--- Data for processing ---
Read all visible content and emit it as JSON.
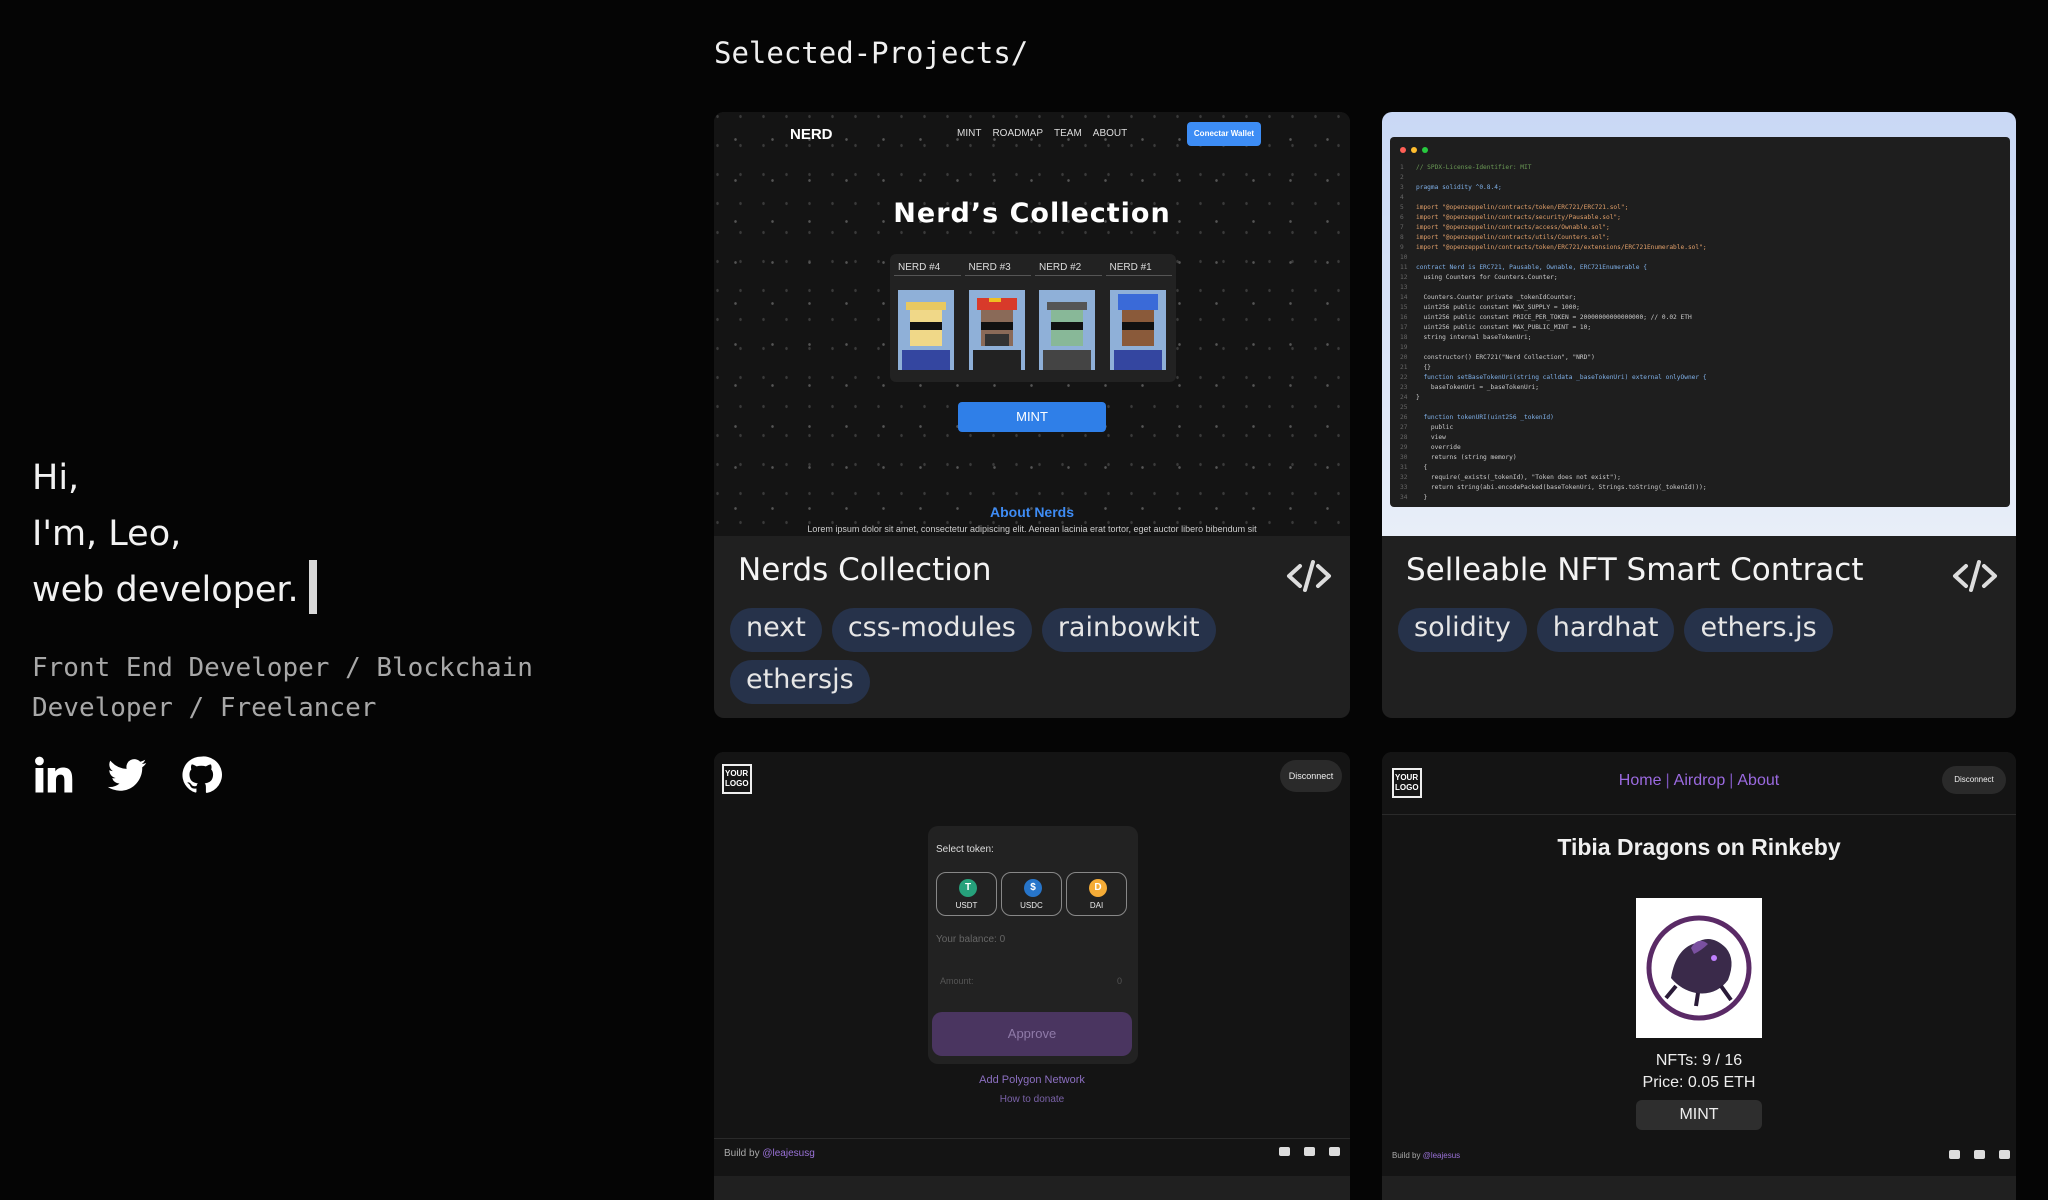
{
  "intro": {
    "line1": "Hi,",
    "line2": "I'm, Leo,",
    "line3": "web developer.",
    "subtitle": "Front End Developer / Blockchain Developer / Freelancer",
    "socials": [
      "linkedin-icon",
      "twitter-icon",
      "github-icon"
    ]
  },
  "projects": {
    "section_title": "Selected-Projects/",
    "items": [
      {
        "title": "Nerds Collection",
        "tags": [
          "next",
          "css-modules",
          "rainbowkit",
          "ethersjs"
        ],
        "preview": {
          "logo": "NERD",
          "nav": [
            "MINT",
            "ROADMAP",
            "TEAM",
            "ABOUT"
          ],
          "wallet_button": "Conectar Wallet",
          "heading": "Nerd’s Collection",
          "cards": [
            "NERD #4",
            "NERD #3",
            "NERD #2",
            "NERD #1"
          ],
          "mint_button": "MINT",
          "about_heading": "About Nerds",
          "about_text": "Lorem ipsum dolor sit amet, consectetur adipiscing elit. Aenean lacinia erat tortor, eget auctor libero bibendum sit"
        }
      },
      {
        "title": "Selleable NFT Smart Contract",
        "tags": [
          "solidity",
          "hardhat",
          "ethers.js"
        ],
        "preview": {
          "code": [
            "// SPDX-License-Identifier: MIT",
            "",
            "pragma solidity ^0.8.4;",
            "",
            "import \"@openzeppelin/contracts/token/ERC721/ERC721.sol\";",
            "import \"@openzeppelin/contracts/security/Pausable.sol\";",
            "import \"@openzeppelin/contracts/access/Ownable.sol\";",
            "import \"@openzeppelin/contracts/utils/Counters.sol\";",
            "import \"@openzeppelin/contracts/token/ERC721/extensions/ERC721Enumerable.sol\";",
            "",
            "contract Nerd is ERC721, Pausable, Ownable, ERC721Enumerable {",
            "  using Counters for Counters.Counter;",
            "",
            "  Counters.Counter private _tokenIdCounter;",
            "  uint256 public constant MAX_SUPPLY = 1000;",
            "  uint256 public constant PRICE_PER_TOKEN = 20000000000000000; // 0.02 ETH",
            "  uint256 public constant MAX_PUBLIC_MINT = 10;",
            "  string internal baseTokenUri;",
            "",
            "  constructor() ERC721(\"Nerd Collection\", \"NRD\")",
            "  {}",
            "  function setBaseTokenUri(string calldata _baseTokenUri) external onlyOwner {",
            "    baseTokenUri = _baseTokenUri;",
            "}",
            "",
            "  function tokenURI(uint256 _tokenId)",
            "    public",
            "    view",
            "    override",
            "    returns (string memory)",
            "  {",
            "    require(_exists(_tokenId), \"Token does not exist\");",
            "    return string(abi.encodePacked(baseTokenUri, Strings.toString(_tokenId)));",
            "  }"
          ]
        }
      },
      {
        "preview": {
          "logo_text": "YOUR LOGO",
          "disconnect": "Disconnect",
          "select_label": "Select token:",
          "tokens": [
            {
              "name": "USDT",
              "glyph": "T",
              "color": "#26a17b"
            },
            {
              "name": "USDC",
              "glyph": "$",
              "color": "#2775ca"
            },
            {
              "name": "DAI",
              "glyph": "D",
              "color": "#f5ac37"
            }
          ],
          "balance_label": "Your balance:",
          "balance_value": "0",
          "amount_placeholder": "Amount:",
          "amount_value": "0",
          "approve_button": "Approve",
          "link_polygon": "Add Polygon Network",
          "link_donate": "How to donate",
          "footer_prefix": "Build by",
          "footer_handle": "@leajesusg"
        }
      },
      {
        "preview": {
          "logo_text": "YOUR LOGO",
          "nav": [
            "Home",
            "Airdrop",
            "About"
          ],
          "nav_separator": "|",
          "disconnect": "Disconnect",
          "heading": "Tibia Dragons on Rinkeby",
          "nfts": "NFTs: 9 / 16",
          "price": "Price: 0.05 ETH",
          "mint_button": "MINT",
          "footer_prefix": "Build by",
          "footer_handle": "@leajesus"
        }
      }
    ]
  },
  "colors": {
    "background": "#050505",
    "card": "#202020",
    "tag": "#26324a",
    "accent_blue": "#3d8df5",
    "accent_purple": "#9b6ae0"
  }
}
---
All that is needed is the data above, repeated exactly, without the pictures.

» **Output for this exercise**
Read all visible content and emit it as JSON.
{
  "intro": {
    "line1": "Hi,",
    "line2": "I'm, Leo,",
    "line3": "web developer.",
    "subtitle": "Front End Developer / Blockchain Developer / Freelancer",
    "socials": [
      "linkedin-icon",
      "twitter-icon",
      "github-icon"
    ]
  },
  "projects": {
    "section_title": "Selected-Projects/",
    "items": [
      {
        "title": "Nerds Collection",
        "tags": [
          "next",
          "css-modules",
          "rainbowkit",
          "ethersjs"
        ],
        "preview": {
          "logo": "NERD",
          "nav": [
            "MINT",
            "ROADMAP",
            "TEAM",
            "ABOUT"
          ],
          "wallet_button": "Conectar Wallet",
          "heading": "Nerd’s Collection",
          "cards": [
            "NERD #4",
            "NERD #3",
            "NERD #2",
            "NERD #1"
          ],
          "mint_button": "MINT",
          "about_heading": "About Nerds",
          "about_text": "Lorem ipsum dolor sit amet, consectetur adipiscing elit. Aenean lacinia erat tortor, eget auctor libero bibendum sit"
        }
      },
      {
        "title": "Selleable NFT Smart Contract",
        "tags": [
          "solidity",
          "hardhat",
          "ethers.js"
        ],
        "preview": {
          "code": [
            "// SPDX-License-Identifier: MIT",
            "",
            "pragma solidity ^0.8.4;",
            "",
            "import \"@openzeppelin/contracts/token/ERC721/ERC721.sol\";",
            "import \"@openzeppelin/contracts/security/Pausable.sol\";",
            "import \"@openzeppelin/contracts/access/Ownable.sol\";",
            "import \"@openzeppelin/contracts/utils/Counters.sol\";",
            "import \"@openzeppelin/contracts/token/ERC721/extensions/ERC721Enumerable.sol\";",
            "",
            "contract Nerd is ERC721, Pausable, Ownable, ERC721Enumerable {",
            "  using Counters for Counters.Counter;",
            "",
            "  Counters.Counter private _tokenIdCounter;",
            "  uint256 public constant MAX_SUPPLY = 1000;",
            "  uint256 public constant PRICE_PER_TOKEN = 20000000000000000; // 0.02 ETH",
            "  uint256 public constant MAX_PUBLIC_MINT = 10;",
            "  string internal baseTokenUri;",
            "",
            "  constructor() ERC721(\"Nerd Collection\", \"NRD\")",
            "  {}",
            "  function setBaseTokenUri(string calldata _baseTokenUri) external onlyOwner {",
            "    baseTokenUri = _baseTokenUri;",
            "}",
            "",
            "  function tokenURI(uint256 _tokenId)",
            "    public",
            "    view",
            "    override",
            "    returns (string memory)",
            "  {",
            "    require(_exists(_tokenId), \"Token does not exist\");",
            "    return string(abi.encodePacked(baseTokenUri, Strings.toString(_tokenId)));",
            "  }"
          ]
        }
      },
      {
        "preview": {
          "logo_text": "YOUR LOGO",
          "disconnect": "Disconnect",
          "select_label": "Select token:",
          "tokens": [
            {
              "name": "USDT",
              "glyph": "T",
              "color": "#26a17b"
            },
            {
              "name": "USDC",
              "glyph": "$",
              "color": "#2775ca"
            },
            {
              "name": "DAI",
              "glyph": "D",
              "color": "#f5ac37"
            }
          ],
          "balance_label": "Your balance:",
          "balance_value": "0",
          "amount_placeholder": "Amount:",
          "amount_value": "0",
          "approve_button": "Approve",
          "link_polygon": "Add Polygon Network",
          "link_donate": "How to donate",
          "footer_prefix": "Build by",
          "footer_handle": "@leajesusg"
        }
      },
      {
        "preview": {
          "logo_text": "YOUR LOGO",
          "nav": [
            "Home",
            "Airdrop",
            "About"
          ],
          "nav_separator": "|",
          "disconnect": "Disconnect",
          "heading": "Tibia Dragons on Rinkeby",
          "nfts": "NFTs: 9 / 16",
          "price": "Price: 0.05 ETH",
          "mint_button": "MINT",
          "footer_prefix": "Build by",
          "footer_handle": "@leajesus"
        }
      }
    ]
  },
  "colors": {
    "background": "#050505",
    "card": "#202020",
    "tag": "#26324a",
    "accent_blue": "#3d8df5",
    "accent_purple": "#9b6ae0"
  }
}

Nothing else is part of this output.